Words by Hugh Morris
Holidaymakers flying to Portugal this northern summer are most likely to suffer delays, new research suggests.
More than half of UK flights (51 per cent) to the country last year, departing between June 1 and August 31, were delayed or cancelled, while the same is true of 45 per cent of services to France, 37 per cent to Spain and 33 per cent to Turkey.
Six popular holiday destinations featured in the study. Those heading to Greece were most likely to leave on time, with only 14 per cent delayed or cancelled, while Egypt was second best with 19 per cent.
Countries and delayed/cancelled flights
The data compiled by airline passenger compensation website flightright.co.uk also looked at individual airport figures and found that Istanbul (both Atakurk and Sabiha Gocken aiports) and Nice in the south of France were the worst destinations last summer for delays, both registering 64 per cent of inbound flights delayed or cancelled.
Lisbon, Portugal, had 61 per cent of inbound flights delayed or cancelled.
As far as UK airports are concerned, the research found that Heathrow suffered the most delayed or cancelled flights (54 per cent), with Gatwick second (40 per cent) and Manchester third (29 per cent).

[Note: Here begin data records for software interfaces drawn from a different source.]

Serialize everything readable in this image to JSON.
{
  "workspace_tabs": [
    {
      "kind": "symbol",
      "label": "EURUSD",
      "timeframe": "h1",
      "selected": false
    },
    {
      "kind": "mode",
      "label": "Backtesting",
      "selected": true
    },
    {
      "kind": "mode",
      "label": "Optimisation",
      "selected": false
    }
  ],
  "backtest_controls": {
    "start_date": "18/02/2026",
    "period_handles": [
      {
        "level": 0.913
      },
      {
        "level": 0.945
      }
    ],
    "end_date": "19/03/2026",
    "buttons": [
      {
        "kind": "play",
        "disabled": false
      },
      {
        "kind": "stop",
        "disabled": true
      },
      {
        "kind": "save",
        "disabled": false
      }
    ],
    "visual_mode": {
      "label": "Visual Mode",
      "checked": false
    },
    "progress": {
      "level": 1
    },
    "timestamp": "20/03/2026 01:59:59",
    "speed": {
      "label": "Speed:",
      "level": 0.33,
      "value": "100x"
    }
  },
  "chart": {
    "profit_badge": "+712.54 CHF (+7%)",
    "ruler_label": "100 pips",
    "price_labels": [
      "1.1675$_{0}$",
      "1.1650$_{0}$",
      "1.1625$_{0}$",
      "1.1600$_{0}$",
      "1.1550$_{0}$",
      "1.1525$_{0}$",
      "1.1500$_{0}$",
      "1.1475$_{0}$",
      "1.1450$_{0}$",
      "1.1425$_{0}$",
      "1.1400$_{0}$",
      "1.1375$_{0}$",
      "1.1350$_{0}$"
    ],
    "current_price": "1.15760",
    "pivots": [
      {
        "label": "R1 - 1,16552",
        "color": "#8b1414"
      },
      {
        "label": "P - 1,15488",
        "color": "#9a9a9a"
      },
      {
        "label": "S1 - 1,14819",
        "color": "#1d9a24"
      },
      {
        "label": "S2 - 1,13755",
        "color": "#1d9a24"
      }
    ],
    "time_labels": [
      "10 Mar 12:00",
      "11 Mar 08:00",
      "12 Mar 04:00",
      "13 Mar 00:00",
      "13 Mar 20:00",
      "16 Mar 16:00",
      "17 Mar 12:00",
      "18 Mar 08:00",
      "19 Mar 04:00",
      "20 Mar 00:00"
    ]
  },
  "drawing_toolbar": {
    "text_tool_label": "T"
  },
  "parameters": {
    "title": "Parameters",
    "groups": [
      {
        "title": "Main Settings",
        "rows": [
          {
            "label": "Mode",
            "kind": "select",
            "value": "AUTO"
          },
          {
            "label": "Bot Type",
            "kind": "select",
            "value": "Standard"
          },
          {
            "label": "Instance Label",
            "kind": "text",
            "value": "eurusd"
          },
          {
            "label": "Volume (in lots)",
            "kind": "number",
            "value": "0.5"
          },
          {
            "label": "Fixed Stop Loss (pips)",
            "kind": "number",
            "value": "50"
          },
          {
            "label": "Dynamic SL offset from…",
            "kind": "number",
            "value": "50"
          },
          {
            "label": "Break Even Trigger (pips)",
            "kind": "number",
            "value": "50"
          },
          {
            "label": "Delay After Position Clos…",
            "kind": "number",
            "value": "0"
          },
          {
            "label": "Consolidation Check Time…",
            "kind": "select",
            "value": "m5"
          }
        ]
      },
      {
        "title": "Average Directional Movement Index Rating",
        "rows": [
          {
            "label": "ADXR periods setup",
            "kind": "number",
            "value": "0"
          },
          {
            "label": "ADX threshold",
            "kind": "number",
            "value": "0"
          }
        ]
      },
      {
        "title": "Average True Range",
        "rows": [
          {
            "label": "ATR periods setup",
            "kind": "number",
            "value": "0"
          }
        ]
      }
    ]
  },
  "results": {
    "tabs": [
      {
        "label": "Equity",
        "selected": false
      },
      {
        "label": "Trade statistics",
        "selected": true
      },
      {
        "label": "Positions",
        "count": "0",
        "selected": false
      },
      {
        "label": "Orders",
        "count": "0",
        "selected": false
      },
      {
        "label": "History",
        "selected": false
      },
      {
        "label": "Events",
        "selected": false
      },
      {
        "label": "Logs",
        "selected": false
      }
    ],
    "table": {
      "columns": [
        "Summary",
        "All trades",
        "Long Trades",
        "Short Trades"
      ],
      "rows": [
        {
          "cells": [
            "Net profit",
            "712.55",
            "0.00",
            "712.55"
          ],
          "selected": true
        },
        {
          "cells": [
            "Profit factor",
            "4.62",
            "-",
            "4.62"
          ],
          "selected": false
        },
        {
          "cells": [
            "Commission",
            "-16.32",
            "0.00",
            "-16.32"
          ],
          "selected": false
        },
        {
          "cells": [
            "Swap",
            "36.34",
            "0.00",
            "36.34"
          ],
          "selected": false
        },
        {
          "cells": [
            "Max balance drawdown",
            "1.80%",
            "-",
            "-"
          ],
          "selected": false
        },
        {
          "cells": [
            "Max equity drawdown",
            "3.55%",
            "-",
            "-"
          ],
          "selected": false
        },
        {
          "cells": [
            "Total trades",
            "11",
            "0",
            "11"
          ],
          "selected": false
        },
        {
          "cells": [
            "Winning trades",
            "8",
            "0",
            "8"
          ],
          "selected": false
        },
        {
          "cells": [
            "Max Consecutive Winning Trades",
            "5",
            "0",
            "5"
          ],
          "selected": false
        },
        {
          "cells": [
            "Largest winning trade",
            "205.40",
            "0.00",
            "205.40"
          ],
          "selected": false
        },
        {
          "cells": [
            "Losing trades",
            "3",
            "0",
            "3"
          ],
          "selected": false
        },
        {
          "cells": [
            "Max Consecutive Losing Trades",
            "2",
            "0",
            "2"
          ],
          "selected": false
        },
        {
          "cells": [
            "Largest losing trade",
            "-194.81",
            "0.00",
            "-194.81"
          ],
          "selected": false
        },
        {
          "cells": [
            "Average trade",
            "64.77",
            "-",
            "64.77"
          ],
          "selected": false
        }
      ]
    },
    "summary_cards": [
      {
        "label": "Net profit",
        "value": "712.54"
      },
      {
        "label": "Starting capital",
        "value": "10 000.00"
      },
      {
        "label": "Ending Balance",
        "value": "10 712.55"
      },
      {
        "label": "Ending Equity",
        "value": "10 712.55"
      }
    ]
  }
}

The data from June, July and August last year used a margin that defined delayed as one second or greater after scheduled departure, rather than the 15 minutes used by the Civil Aviation Authority (CAA).
The CAA also uses different time periods to analyse flight data - four quarters of a year, rather than the summer months. As such, this data does not tally with its own. A spokeperson told Telegraph Travel that the two are not comparable.
For example, the CAA's figures for the third quarter of last year put Nice's delayed percentage at 36 per cent, and Lisbon's at 40 per cent.
Marek Janetzke, managing director of flightright.co.uk, suggested people may want to choose a summer holiday destination based on potential disruption to their journey.
He said: “Most passengers still do not know about their rights as airlines frequently leave them without information or don’t tell them that they are entitled to compensation or support.
"It only takes a three-hour delay to be eligible for compensation of up to £500 (A$945).”
Meanwhile, separate research by dayuse.com, a website that specialises in day bookings for hotels, found that Mauritius to Gatwick was the most frequently delayed long-haul route, with 25 per cent of flights delayed by more than three hours.
A quarter of flights from Phuket, Thailand, to Gatwick were delayed by between one and three hours, as were 23 per cent of flights from New York to Glasgow.
This article was written by Hugh Morris from The Daily Telegraph and was legally licensed through the NewsCred publisher network.